tents. Admission 50 cents; children
under nine years, 25 cents. Doors
open at 1 and 7 p. rn. Animal arenic
performances one hour later preceded
by popular promenade concerts by
Prof. Antonio Lucio's Famous Military
and Concert Band of Fifty Pieces.
Circus will Exhibit
and Fifth Ave.
EXCURSIONS ON ALL RAILROADS.
Show tickets on sale, date of exhibi
tion at Harper House Pharmacy.
Now Buy at
HAY AND STRAW.
CORN AND OATS.
WHEAT AND SCREENING.
In fact I am going to keep all
kinds of feed.
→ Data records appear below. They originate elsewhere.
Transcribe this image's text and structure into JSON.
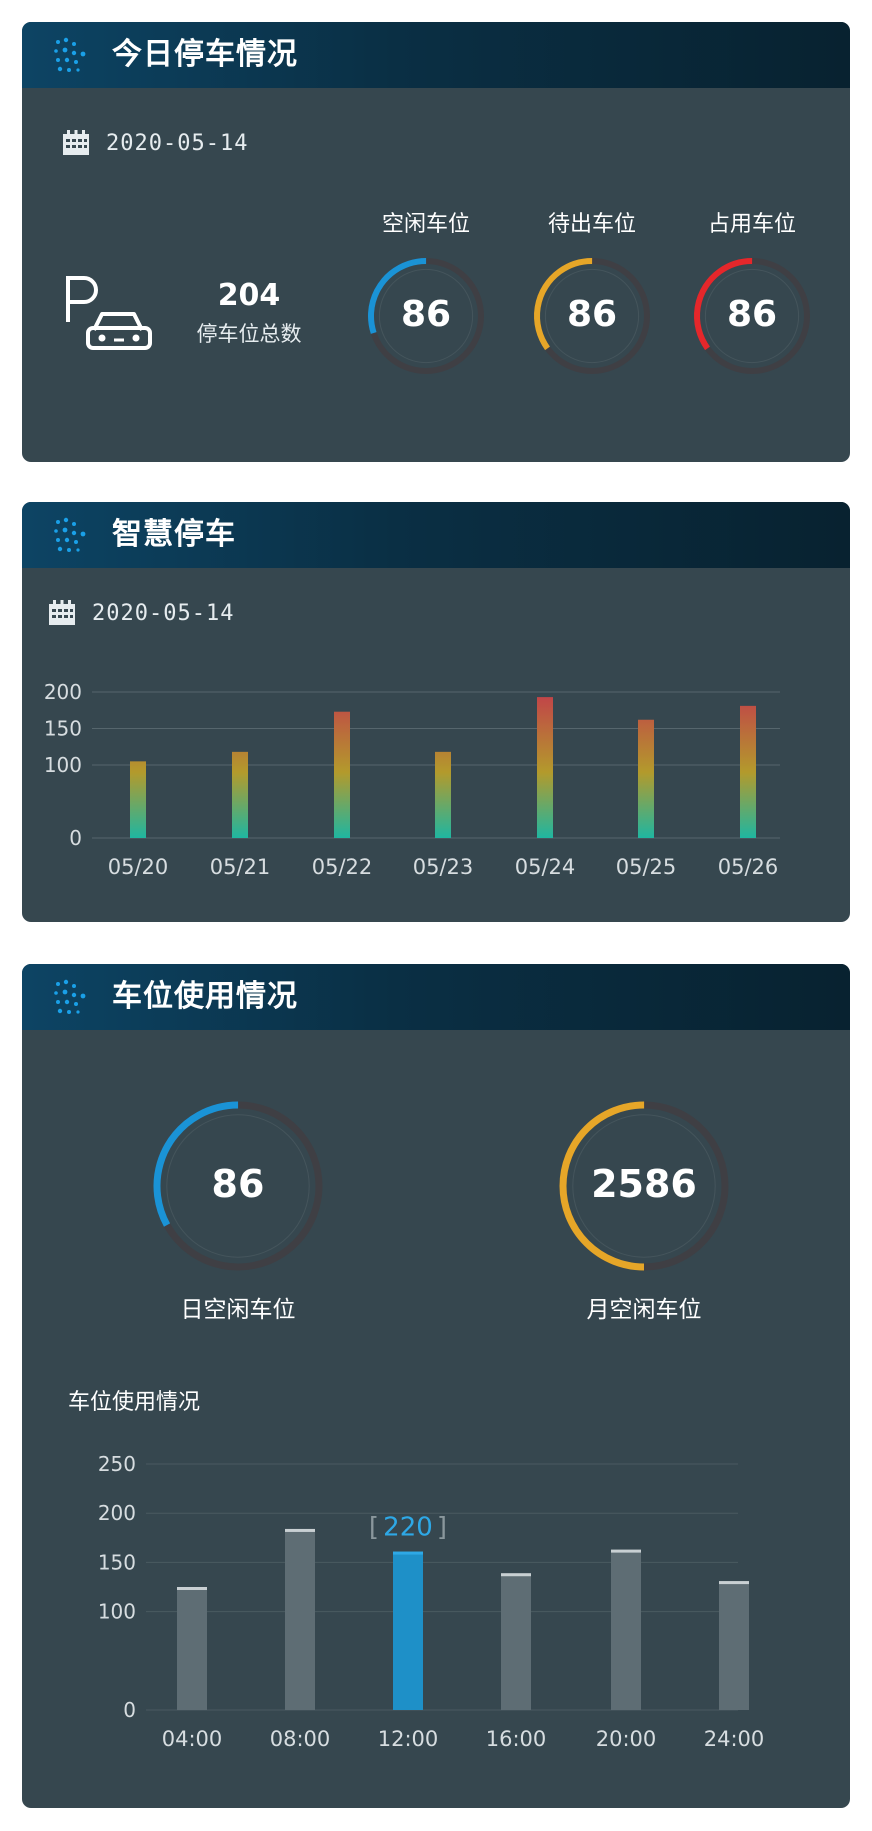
{
  "today": {
    "title": "今日停车情况",
    "date": "2020-05-14",
    "total": {
      "value": "204",
      "label": "停车位总数"
    },
    "rings": [
      {
        "label": "空闲车位",
        "value": "86",
        "fraction": 0.3,
        "color": "#1a93d6"
      },
      {
        "label": "待出车位",
        "value": "86",
        "fraction": 0.35,
        "color": "#e6a628"
      },
      {
        "label": "占用车位",
        "value": "86",
        "fraction": 0.35,
        "color": "#e5272b"
      }
    ]
  },
  "smart": {
    "title": "智慧停车",
    "date": "2020-05-14"
  },
  "usage": {
    "title": "车位使用情况",
    "chart_title": "车位使用情况",
    "rings": [
      {
        "label": "日空闲车位",
        "value": "86",
        "fraction": 0.33,
        "color": "#1a93d6"
      },
      {
        "label": "月空闲车位",
        "value": "2586",
        "fraction": 0.5,
        "color": "#e6a628"
      }
    ],
    "highlight_label": "[ 220 ]",
    "highlight_value": "220"
  },
  "colors": {
    "panel": "#36474f",
    "grid": "#56666d",
    "highlight": "#1e90c8",
    "bar_gray": "#5e6d74"
  },
  "chart_data": [
    {
      "type": "bar",
      "categories": [
        "05/20",
        "05/21",
        "05/22",
        "05/23",
        "05/24",
        "05/25",
        "05/26"
      ],
      "values": [
        105,
        118,
        173,
        118,
        193,
        162,
        181
      ],
      "ylim": [
        0,
        200
      ],
      "yticks": [
        0,
        100,
        150,
        200
      ],
      "grid": true
    },
    {
      "type": "bar",
      "categories": [
        "04:00",
        "08:00",
        "12:00",
        "16:00",
        "20:00",
        "24:00"
      ],
      "values": [
        125,
        184,
        161,
        139,
        163,
        131
      ],
      "ylim": [
        0,
        250
      ],
      "yticks": [
        0,
        100,
        150,
        200,
        250
      ],
      "highlight_index": 2,
      "grid": true
    }
  ]
}
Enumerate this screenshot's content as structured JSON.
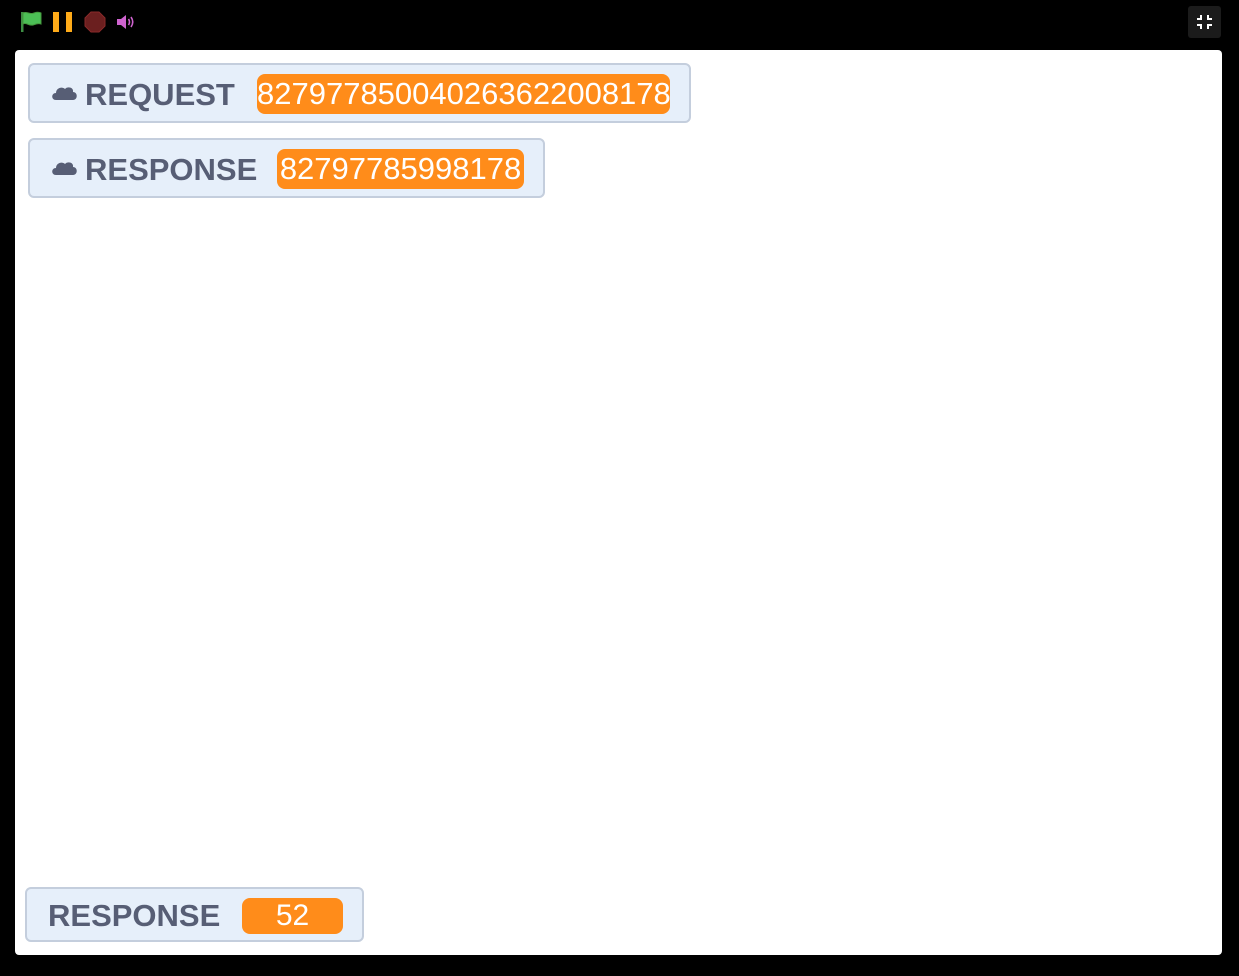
{
  "controls": {
    "green_flag_icon": "green-flag-icon",
    "pause_icon": "pause-icon",
    "stop_icon": "stop-icon",
    "sound_icon": "sound-icon",
    "exit_fullscreen_icon": "exit-fullscreen-icon"
  },
  "colors": {
    "background": "#000000",
    "stage": "#ffffff",
    "monitor_bg": "#e6effa",
    "monitor_border": "#c4cedd",
    "label": "#575e75",
    "value_bg": "#ff8c1a",
    "flag": "#4cbf56",
    "pause": "#ffab19",
    "stop": "#6b1f1f",
    "sound": "#cf63cf"
  },
  "monitors": [
    {
      "cloud": true,
      "label": "REQUEST",
      "value": "827977850040263622008178"
    },
    {
      "cloud": true,
      "label": "RESPONSE",
      "value": "82797785998178"
    },
    {
      "cloud": false,
      "label": "RESPONSE",
      "value": "52"
    }
  ]
}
I thank my old
customers for past favors and
would like you to come back and
a good many new ones.
Beat goods at lowest prices.
N. P. F. NELSON,
2025 4th Ave. New phone 6137.
raetJee Limited to Gealto, tTrla
mrj, Rectal, Ski aad We
DR. M. F.CLAUSIUS
Office Hours: 8:10 to 10:1 a. m.;
I to 4. 7 to 8 p. m.
Kimball building, room 3, Mo
J. M. BUFORD
tmm old Sre mmd tme trie eenaaales
rrste4. Rate as low aa
mm 7 reliable eaaaaaay
fOUR PATRONAGE IS SOLICITED.
r o r
l. SALTI MOKE
The Man Who Knows
GOOD TAILORING WHEN HE SEES IT
Is the Man We Are Looking For
FOR HE IS THE MAN WE KNOW WE CAN PLEASE. WE INVITE YOU
TO CALL AND LOOK OVER OUR STOCK OF WOOLENS. FOR WE ARE
POSITIVE THAT A BETTER AND MORE COMPLETE LINE HAS NEV
ER BEEN SHOWN IN THIS VICINITY. ALL THAT KE ASK IS THAT
YOU GIVE US A CALL.
E. F. DORN, Leading MerchantjTailor
We will cure any ailment
which is the result of a dis
eased condition of the Ner
vous System, and whether you
are suffernq from Nervous
Debility ntal Exhaustion,
Loss of . tergy. Loss of
Strength, Insomnia, Prostra
tion, Physical Decline, Result
of Violating the Laws . of
Health, or any Ailment of the
Nervous System, our new Eu
ropean treatment will effect a
perfect and permanent cure.
Investigate. Consultation free.
Pay when cured, deposit the
money in the bank. Call to
day. THE H VGEI A CO.
322 Brady Street Davenport, Iowa.
Call us up. : West 7U9-K.
Office, 1825 2d Ave.
LOANS FOR SALE
On well improved farms In sums
of S20O up to S6.uuo. Security
carefully Inspw'ted tx-fore loans
are made. Call or write
H. M. HENLEY, ATTORNEY,
10, II, 12 Masonic Temple. Dav
"inc3N stopped race
CI 1 I FsnaasMtly Cars by
I KLINE'S GREAT
Li U ti) NERVE RESTORER
0C!CUATIO!. III I I uU- at
S TH1A1. Bant vkub
ftnuual Cur, m .T "- S
t m$. Jttl.p.S.m. SkVitaa
U ft ftP fltfcf litJt rch t.. PMUdlphla.
Wife i 1 1 fjfM ' tlm
18 12 Second Avenue.
And oJl other OFFICE WORK.
IN COMMEMORATION OF ITS
Building, Loan and
Invites Subscriptions to its 93d
appreciation of the public service
er sixteen hundred citizens with
tion on the part of investors in an
demands for additional homes.
our conservative plan is to limit loans to small amounts, with 30
.j. per cent margin, and to local home
J r -9 . . i
r ww.. w. ....... . PmJ VI Wilt wit p.iu up
' THE OLDEST 8AVING3 INSTITUTION IN THE CITY,
E. H. GUYER. Secretary.
Office Mitchell & Lynde Block.
At the pleasure, the satis
faction, the royal feeling
you can get in wearing a
G. (SL H.
Call in and see all the
new styles and weaves g
that we are showing.
It Will do Yovi
TWENTY FIFTH ANNIVERSARY f
Savings Association J
series of stock as a testimonial of
heretofore rendered in providing ov- J
homes and as a pledge of coopera- ,1
effort to meet the present pressing
owners exclusively. J.
. . . . I